### INSTRUCTIONS FOR THE TASK
Excluding pictures, retype the line with "What data populates" and each line that follows it to the end of the data below, word for word.

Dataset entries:
==========

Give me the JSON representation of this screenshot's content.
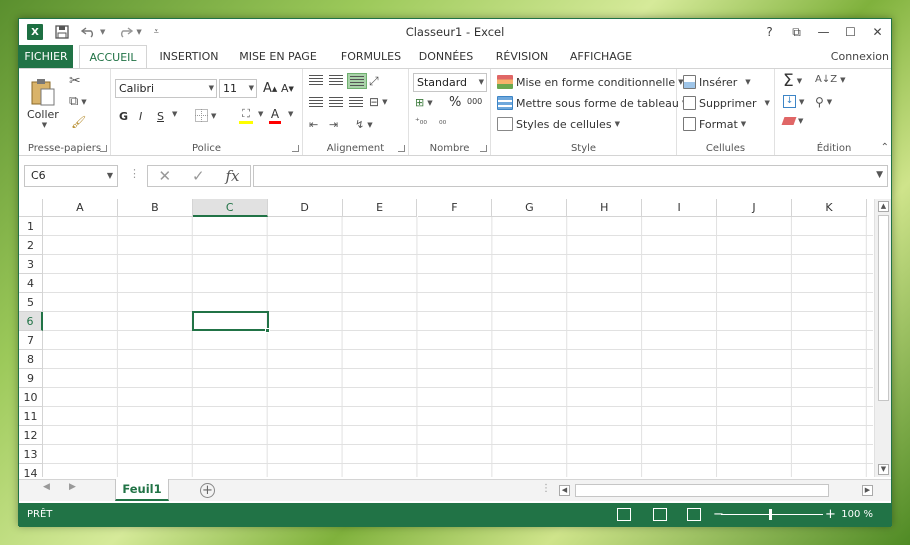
{
  "window": {
    "title": "Classeur1 - Excel",
    "app_icon": "X"
  },
  "qat": {
    "save_icon": "save-icon",
    "undo_icon": "undo-icon",
    "redo_icon": "redo-icon"
  },
  "controls": {
    "help": "?",
    "restore": "⧉",
    "minimize": "—",
    "maximize": "☐",
    "close": "✕"
  },
  "tabs": [
    "FICHIER",
    "ACCUEIL",
    "INSERTION",
    "MISE EN PAGE",
    "FORMULES",
    "DONNÉES",
    "RÉVISION",
    "AFFICHAGE"
  ],
  "account": "Connexion",
  "ribbon": {
    "groups": {
      "clipboard": "Presse-papiers",
      "font": "Police",
      "alignment": "Alignement",
      "number": "Nombre",
      "style": "Style",
      "cells": "Cellules",
      "editing": "Édition"
    },
    "paste_label": "Coller",
    "font_name": "Calibri",
    "font_size": "11",
    "bold": "G",
    "italic": "I",
    "underline": "S",
    "grow_font": "A",
    "shrink_font": "A",
    "number_format": "Standard",
    "percent": "%",
    "thousands": "000",
    "conditional_format": "Mise en forme conditionnelle",
    "format_as_table": "Mettre sous forme de tableau",
    "cell_styles": "Styles de cellules",
    "insert": "Insérer",
    "delete": "Supprimer",
    "format": "Format",
    "sum": "Σ"
  },
  "formula_bar": {
    "name_box": "C6",
    "fx": "fx",
    "value": ""
  },
  "grid": {
    "columns": [
      "A",
      "B",
      "C",
      "D",
      "E",
      "F",
      "G",
      "H",
      "I",
      "J",
      "K"
    ],
    "rows": [
      "1",
      "2",
      "3",
      "4",
      "5",
      "6",
      "7",
      "8",
      "9",
      "10",
      "11",
      "12",
      "13",
      "14"
    ],
    "selected_column": "C",
    "selected_row": "6"
  },
  "sheets": {
    "active": "Feuil1",
    "add": "+"
  },
  "status": {
    "ready": "PRÊT",
    "zoom": "100 %",
    "zoom_minus": "−",
    "zoom_plus": "+"
  },
  "colors": {
    "accent": "#217346",
    "grid": "#e1e1e1"
  }
}
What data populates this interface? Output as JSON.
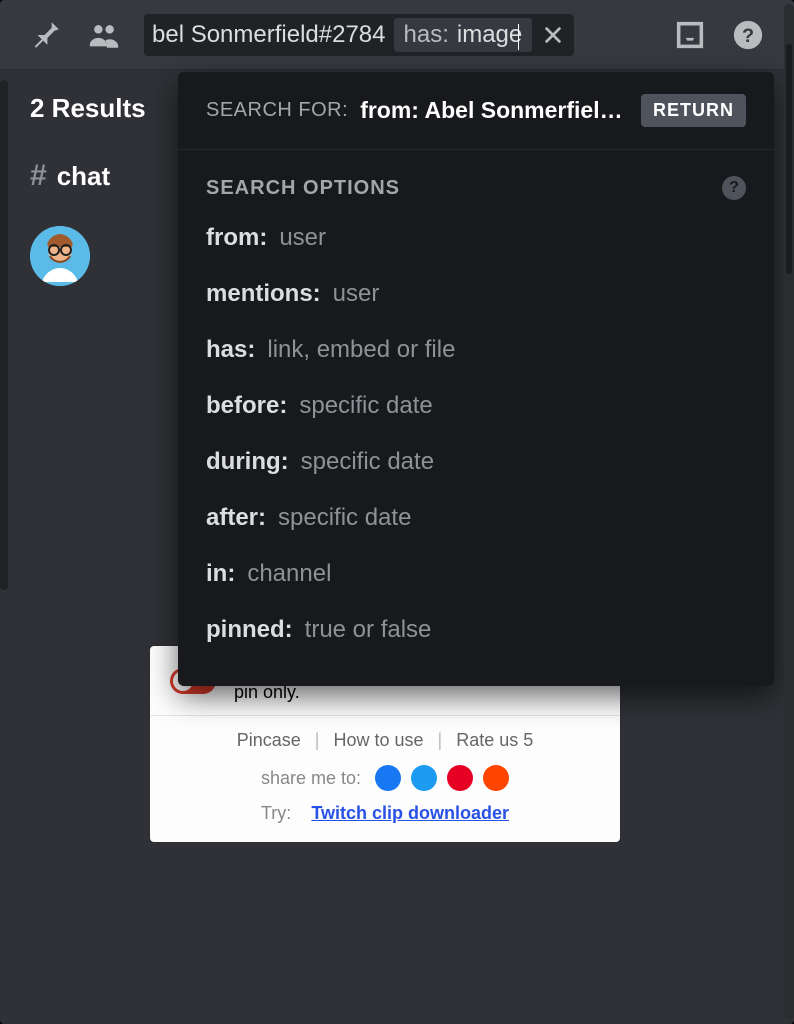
{
  "topbar": {
    "search_trunc_text": "bel Sonmerfield#2784",
    "chip_key": "has:",
    "chip_value": "image"
  },
  "results": {
    "count_label": "2 Results"
  },
  "channel": {
    "hash": "#",
    "name": "chat"
  },
  "popover": {
    "search_for_label": "SEARCH FOR:",
    "query_display": "from: Abel Sonmerfield…",
    "return_label": "RETURN",
    "options_title": "SEARCH OPTIONS",
    "options": [
      {
        "k": "from:",
        "v": "user"
      },
      {
        "k": "mentions:",
        "v": "user"
      },
      {
        "k": "has:",
        "v": "link, embed or file"
      },
      {
        "k": "before:",
        "v": "specific date"
      },
      {
        "k": "during:",
        "v": "specific date"
      },
      {
        "k": "after:",
        "v": "specific date"
      },
      {
        "k": "in:",
        "v": "channel"
      },
      {
        "k": "pinned:",
        "v": "true or false"
      }
    ]
  },
  "embed": {
    "toggle_text": "Simplify display. Show buttons on selected pin only.",
    "links": [
      "Pincase",
      "How to use",
      "Rate us 5"
    ],
    "share_label": "share me to:",
    "try_label": "Try:",
    "try_link": "Twitch clip downloader"
  }
}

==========

### ANSWER TO THIS TASK
What data populates this interface? Output as JSON.
{
  "topbar": {
    "search_trunc_text": "bel Sonmerfield#2784",
    "chip_key": "has:",
    "chip_value": "image"
  },
  "results": {
    "count_label": "2 Results"
  },
  "channel": {
    "hash": "#",
    "name": "chat"
  },
  "popover": {
    "search_for_label": "SEARCH FOR:",
    "query_display": "from: Abel Sonmerfield…",
    "return_label": "RETURN",
    "options_title": "SEARCH OPTIONS",
    "options": [
      {
        "k": "from:",
        "v": "user"
      },
      {
        "k": "mentions:",
        "v": "user"
      },
      {
        "k": "has:",
        "v": "link, embed or file"
      },
      {
        "k": "before:",
        "v": "specific date"
      },
      {
        "k": "during:",
        "v": "specific date"
      },
      {
        "k": "after:",
        "v": "specific date"
      },
      {
        "k": "in:",
        "v": "channel"
      },
      {
        "k": "pinned:",
        "v": "true or false"
      }
    ]
  },
  "embed": {
    "toggle_text": "Simplify display. Show buttons on selected pin only.",
    "links": [
      "Pincase",
      "How to use",
      "Rate us 5"
    ],
    "share_label": "share me to:",
    "try_label": "Try:",
    "try_link": "Twitch clip downloader"
  }
}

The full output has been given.